▶ [What the task asks]:
Filter these entries so that only lines with the word "icon" remain.

▶ [Provided data]:
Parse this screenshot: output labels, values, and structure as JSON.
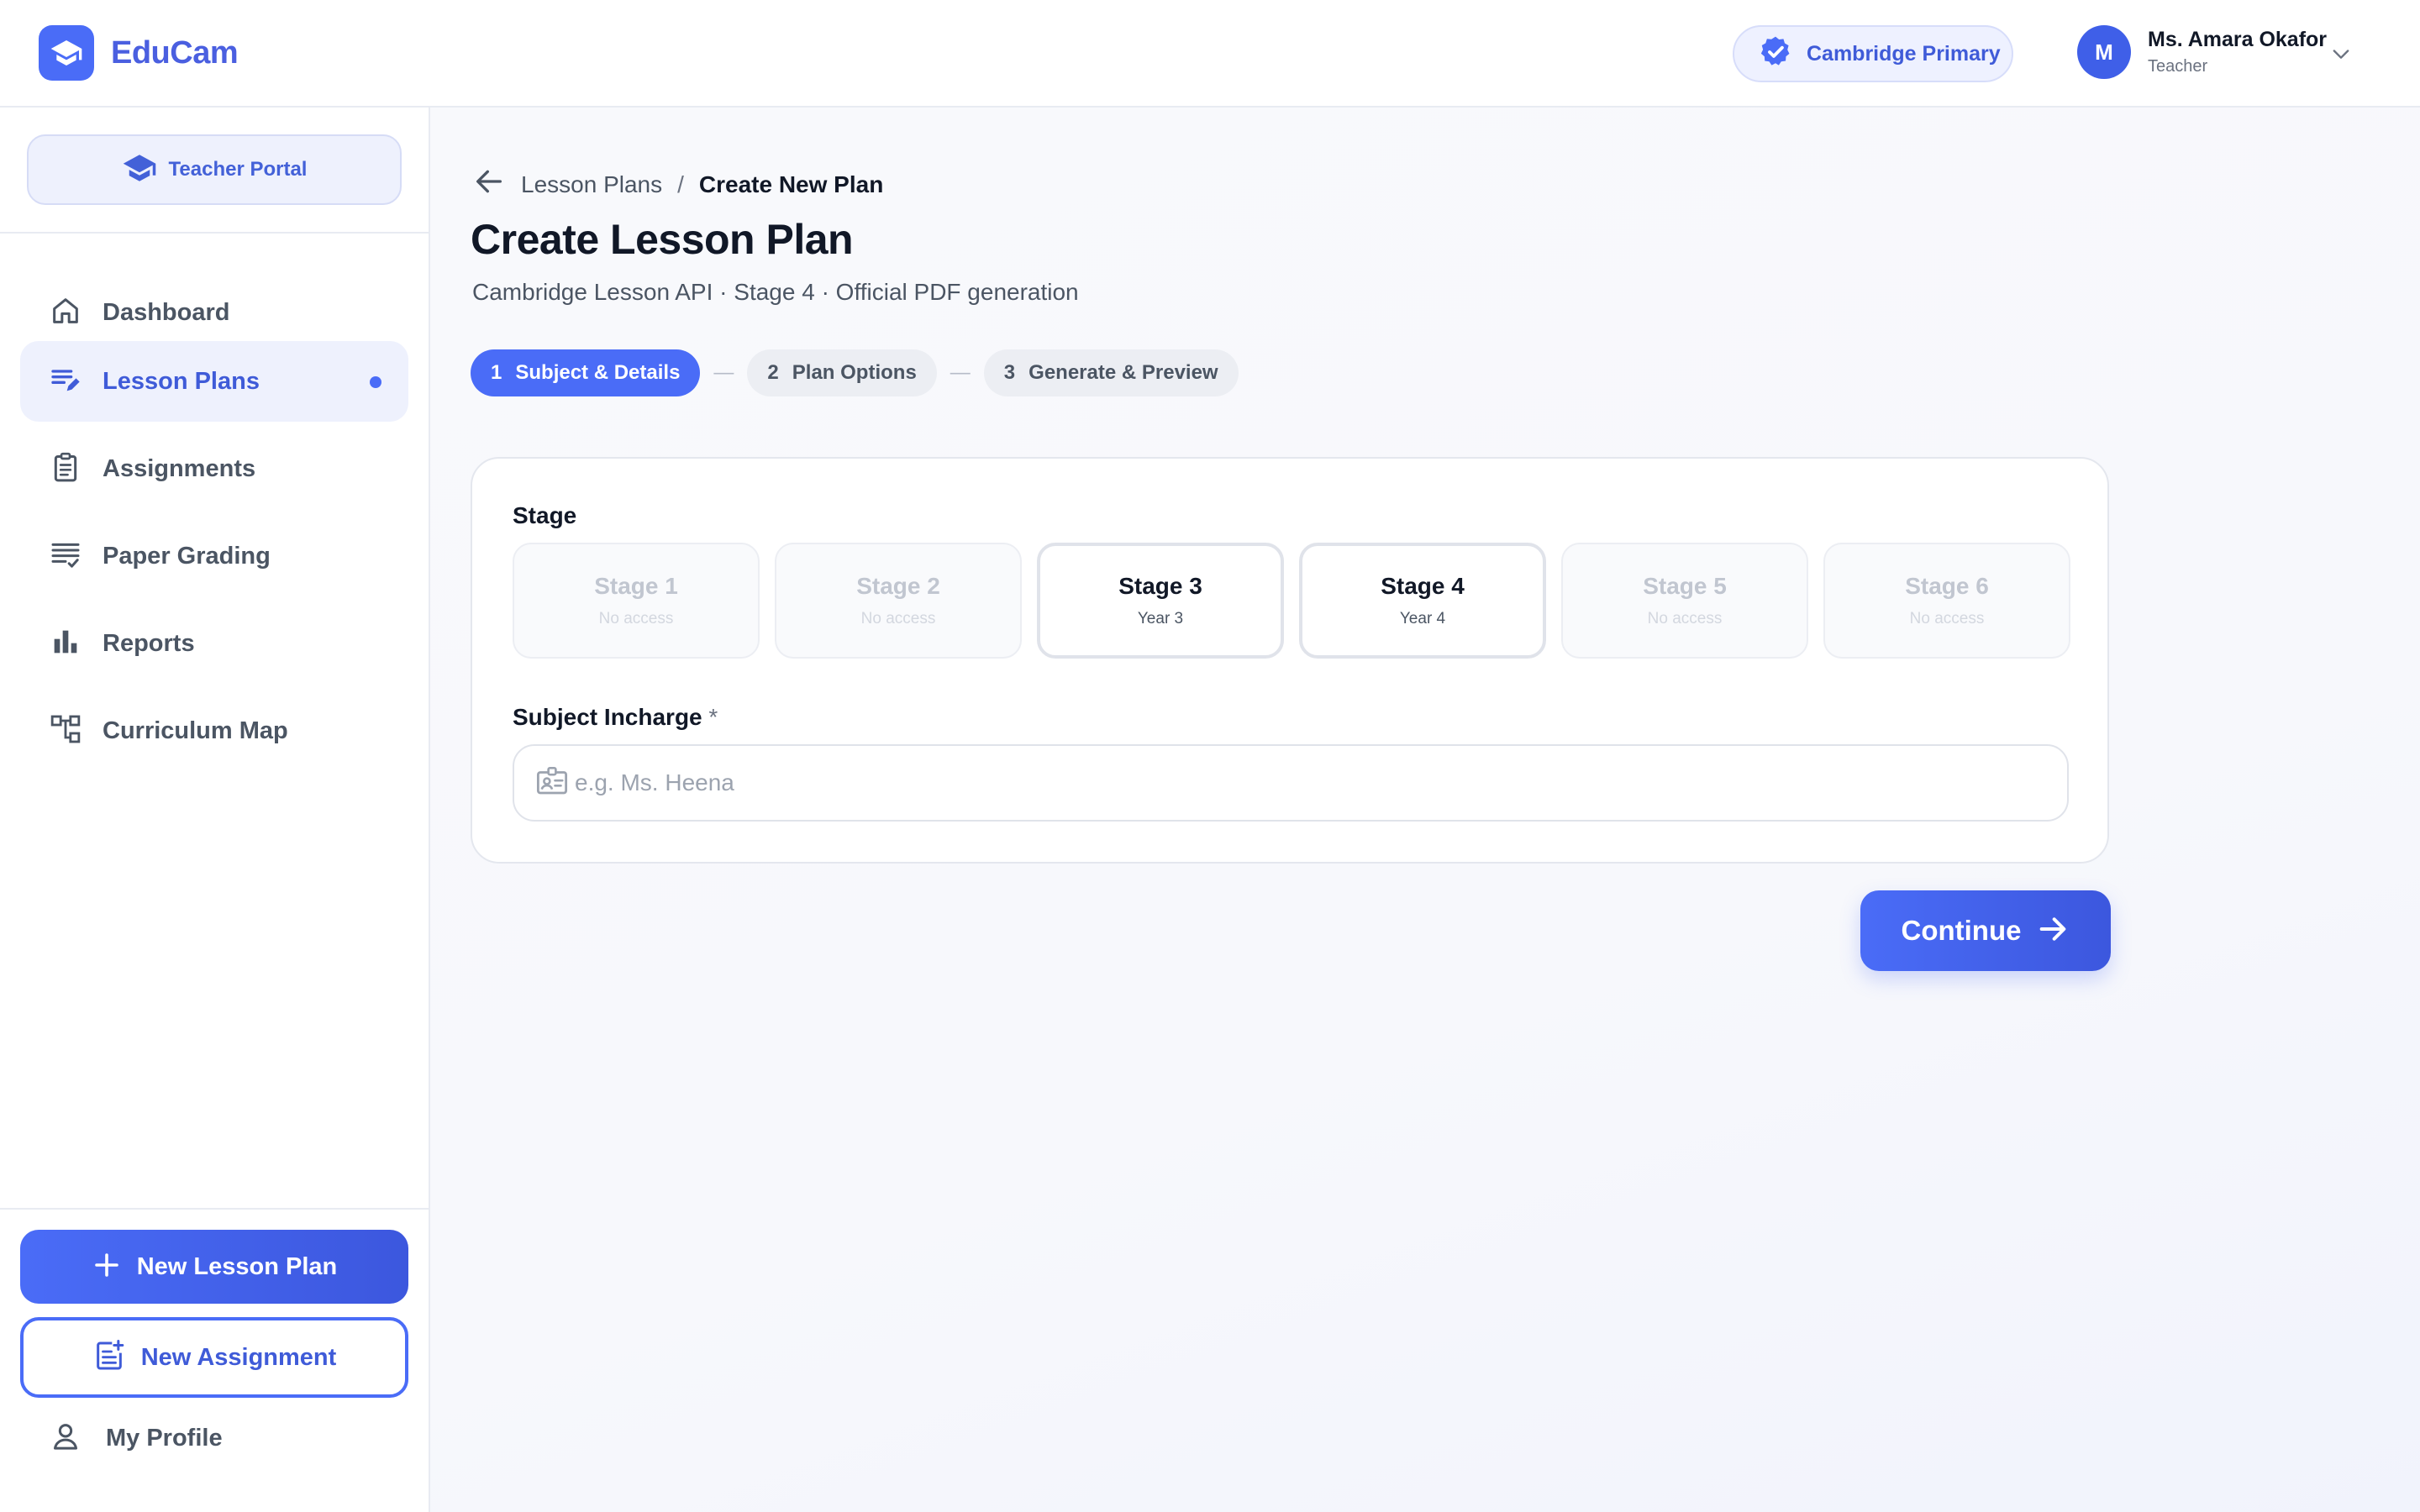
{
  "app": {
    "name": "EduCam"
  },
  "header": {
    "school_badge": "Cambridge Primary",
    "user": {
      "initial": "M",
      "name": "Ms. Amara Okafor",
      "role": "Teacher"
    }
  },
  "sidebar": {
    "portal_label": "Teacher Portal",
    "items": [
      {
        "label": "Dashboard",
        "icon": "home-icon",
        "active": false
      },
      {
        "label": "Lesson Plans",
        "icon": "edit-list-icon",
        "active": true
      },
      {
        "label": "Assignments",
        "icon": "clipboard-icon",
        "active": false
      },
      {
        "label": "Paper Grading",
        "icon": "checklist-icon",
        "active": false
      },
      {
        "label": "Reports",
        "icon": "bar-chart-icon",
        "active": false
      },
      {
        "label": "Curriculum Map",
        "icon": "hierarchy-icon",
        "active": false
      }
    ],
    "new_lesson_plan": "New Lesson Plan",
    "new_assignment": "New Assignment",
    "my_profile": "My Profile"
  },
  "breadcrumb": {
    "parent": "Lesson Plans",
    "separator": "/",
    "current": "Create New Plan"
  },
  "page": {
    "title": "Create Lesson Plan",
    "subtitle": "Cambridge Lesson API · Stage 4 · Official PDF generation"
  },
  "steps": [
    {
      "num": "1",
      "label": "Subject & Details",
      "active": true
    },
    {
      "num": "2",
      "label": "Plan Options",
      "active": false
    },
    {
      "num": "3",
      "label": "Generate & Preview",
      "active": false
    }
  ],
  "step_separator": "—",
  "form": {
    "stage_label": "Stage",
    "stages": [
      {
        "name": "Stage 1",
        "sub": "No access",
        "enabled": false
      },
      {
        "name": "Stage 2",
        "sub": "No access",
        "enabled": false
      },
      {
        "name": "Stage 3",
        "sub": "Year 3",
        "enabled": true
      },
      {
        "name": "Stage 4",
        "sub": "Year 4",
        "enabled": true
      },
      {
        "name": "Stage 5",
        "sub": "No access",
        "enabled": false
      },
      {
        "name": "Stage 6",
        "sub": "No access",
        "enabled": false
      }
    ],
    "subject_incharge_label": "Subject Incharge",
    "required_marker": "*",
    "subject_incharge_value": "",
    "subject_incharge_placeholder": "e.g. Ms. Heena",
    "continue_label": "Continue"
  },
  "colors": {
    "accent": "#4a6cf7",
    "accent_dark": "#3c57de",
    "active_bg": "#eef1fd"
  }
}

▶ [Solution for this problem]:
        "icon": "home-icon",
        "icon": "edit-list-icon",
        "icon": "clipboard-icon",
        "icon": "checklist-icon",
        "icon": "bar-chart-icon",
        "icon": "hierarchy-icon",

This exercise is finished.